Take heed, Dr Mahathir hasn’t changed, says ex-MP

Tawfik Ismail alleges that Malaysia is seeing the return of Mahathirism.

(FMT) – A former MP has urged senior politicians in Pakatan Harapan (PH) to remind their younger counterparts of the troubles Malaysia underwent during Dr Mahathir Mohamad’s tenure as prime minister in the 80s and 90s. 

“The only guys old enough to remember Mahathirism are those in their 60s,” he said. “So the old need to remind the young.”

Tawfik, who as an Umno member was Sungai Benut MP from 1986 to 1990, was commenting on Mahathir’s recent statement that he was willing to serve as prime minister for as long as the people wanted him to.

Mahathir had earlier this year backed an agreement among PH parties for PKR de facto head Anwar Ibrahim to succeed him as prime minister.  

Tawfik alleged that Mahathir was the same man he had been three decades ago, noting his recent announcement that a new national car project may be in the works.

“He hasn’t changed,” he said. “Now we’re getting Proton back.

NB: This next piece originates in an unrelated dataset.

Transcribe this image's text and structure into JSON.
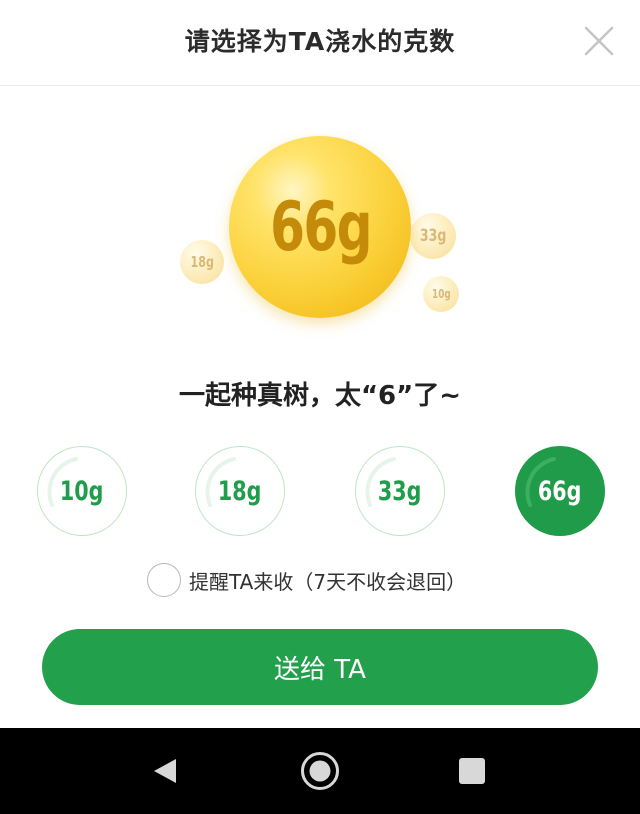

Welcome to 1984.” That was the year Perusahaan Otomobil Nasional decided on a joint venture with Japan’s Mitubishi Motors to produce the Proton Saga.

Tawfik said young people euphoric over PH’s electoral victory needed to know about alleged problems under the old Mahathir administration.

He cited as examples Mahathir’s rift with his deputy, Musa Hitam, and the widely condemned dismissal of Mohamed Salleh Abas as president of the Federal Court.

He also said people needed to be wary of foreign interests dumping poor technology on the country disguised as “experimentation and innovation” under Mahathir.

“This is how industrialised countries like Japan sell new technology that hasn’t found a market or old technology that has a diminishing market,” he said.

He said an example of the former was the failed Perwaja Steel project and an example of the latter was the adoption of the Mitsubishi Lancer model to manufacture the Proton Saga.

Perwaja was formed in 1982 during Mahathir’s tenure as prime minister with a paid-up capital of RM250 million. However, by the end of 1986 it had seen losses of up to RM131 million, reportedly due to management problems and the appreciation of the yen.

The company was later revived but was forced to shut down its Kemaman operations in 2013, laying off 1,500 workers.